[Opening Given records section]
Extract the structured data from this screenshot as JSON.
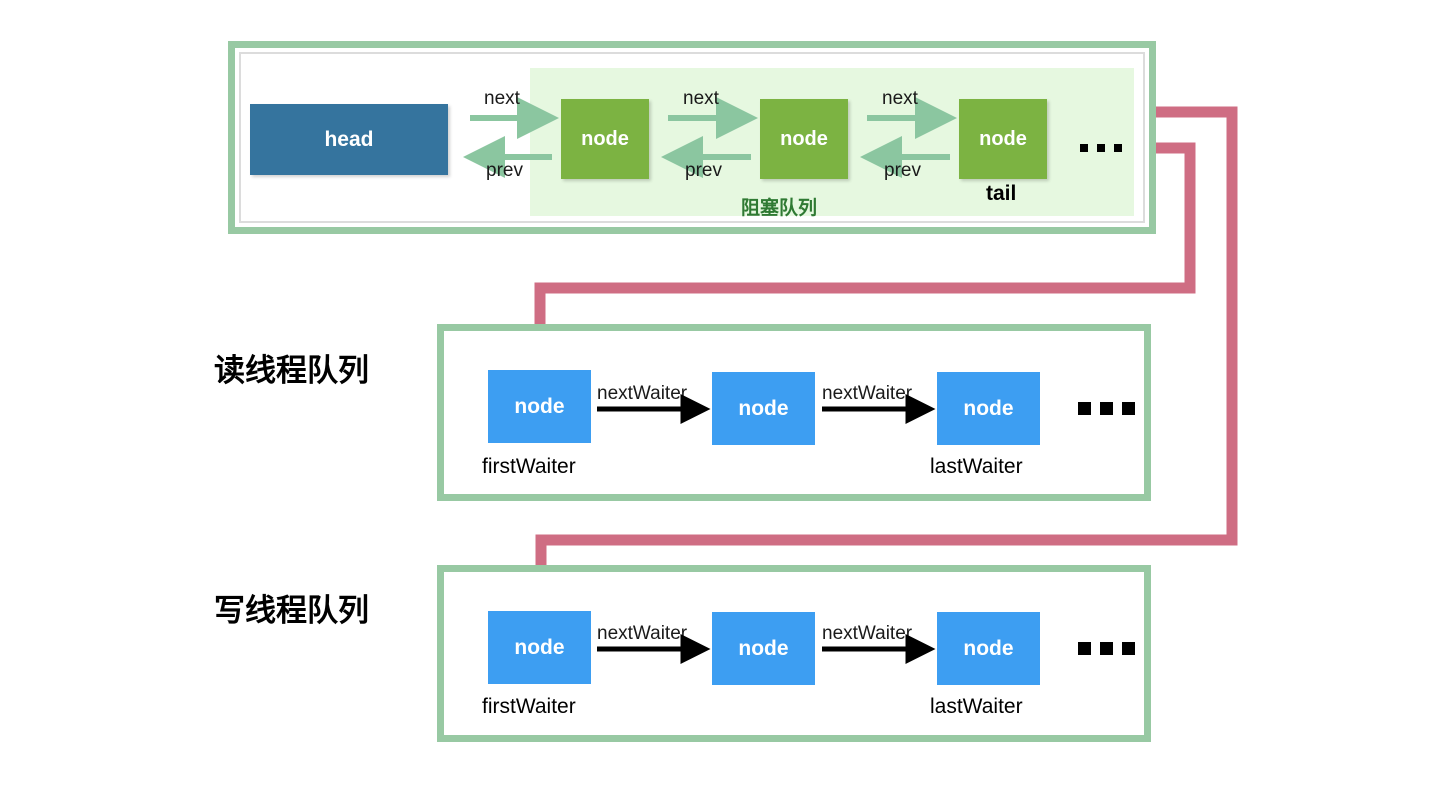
{
  "diagram": {
    "title_top": "阻塞队列",
    "sections": [
      {
        "id": "blocking-queue",
        "band_label": "阻塞队列",
        "head_label": "head",
        "nodes": [
          {
            "label": "node",
            "caption": ""
          },
          {
            "label": "node",
            "caption": ""
          },
          {
            "label": "node",
            "caption": "tail"
          }
        ],
        "edge_forward": "next",
        "edge_backward": "prev",
        "ellipsis": "..."
      },
      {
        "id": "reader-queue",
        "title": "读线程队列",
        "nodes": [
          {
            "label": "node",
            "caption": "firstWaiter"
          },
          {
            "label": "node",
            "caption": ""
          },
          {
            "label": "node",
            "caption": "lastWaiter"
          }
        ],
        "edge_label": "nextWaiter",
        "ellipsis": "..."
      },
      {
        "id": "writer-queue",
        "title": "写线程队列",
        "nodes": [
          {
            "label": "node",
            "caption": "firstWaiter"
          },
          {
            "label": "node",
            "caption": ""
          },
          {
            "label": "node",
            "caption": "lastWaiter"
          }
        ],
        "edge_label": "nextWaiter",
        "ellipsis": "..."
      }
    ],
    "colors": {
      "frame_green": "#98c9a3",
      "band_green": "#e6f8e0",
      "node_green": "#7cb342",
      "head_blue": "#35749e",
      "node_blue": "#3d9ef2",
      "arrow_green": "#8bc6a0",
      "connector_pink": "#cf6d83",
      "band_label_green": "#2f7a33"
    }
  }
}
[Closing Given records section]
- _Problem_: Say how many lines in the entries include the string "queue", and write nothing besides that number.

- _The answer_: 3